_Exercise details_
Work out how many lines of the records contain "title". Answer with the number and nothing else.

_Page and application data records_
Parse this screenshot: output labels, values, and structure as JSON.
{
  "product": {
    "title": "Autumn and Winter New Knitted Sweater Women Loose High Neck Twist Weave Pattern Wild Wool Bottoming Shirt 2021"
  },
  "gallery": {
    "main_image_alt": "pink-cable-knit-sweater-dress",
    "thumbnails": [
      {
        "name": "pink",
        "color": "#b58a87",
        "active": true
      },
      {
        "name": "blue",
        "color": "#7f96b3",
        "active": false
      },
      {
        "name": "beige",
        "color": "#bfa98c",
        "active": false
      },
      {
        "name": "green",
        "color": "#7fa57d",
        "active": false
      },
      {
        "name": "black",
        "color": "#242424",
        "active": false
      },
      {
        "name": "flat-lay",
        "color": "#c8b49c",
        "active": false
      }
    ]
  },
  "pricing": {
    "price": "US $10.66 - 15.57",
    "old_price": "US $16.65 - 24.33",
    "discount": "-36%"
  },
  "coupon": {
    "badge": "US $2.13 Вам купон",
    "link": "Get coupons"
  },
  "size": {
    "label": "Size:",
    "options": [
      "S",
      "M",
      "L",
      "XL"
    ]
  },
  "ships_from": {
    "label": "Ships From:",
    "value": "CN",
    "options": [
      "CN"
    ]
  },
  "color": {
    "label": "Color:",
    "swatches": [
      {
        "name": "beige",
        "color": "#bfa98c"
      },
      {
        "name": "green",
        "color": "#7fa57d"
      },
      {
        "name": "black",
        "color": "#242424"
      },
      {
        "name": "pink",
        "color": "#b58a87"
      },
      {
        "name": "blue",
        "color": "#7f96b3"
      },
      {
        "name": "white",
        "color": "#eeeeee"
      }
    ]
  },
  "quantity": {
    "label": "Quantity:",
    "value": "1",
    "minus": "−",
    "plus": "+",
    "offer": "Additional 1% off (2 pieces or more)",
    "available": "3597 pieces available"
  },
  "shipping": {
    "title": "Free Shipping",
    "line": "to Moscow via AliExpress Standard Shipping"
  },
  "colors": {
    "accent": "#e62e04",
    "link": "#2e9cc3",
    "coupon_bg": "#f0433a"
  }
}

_Written answer_
2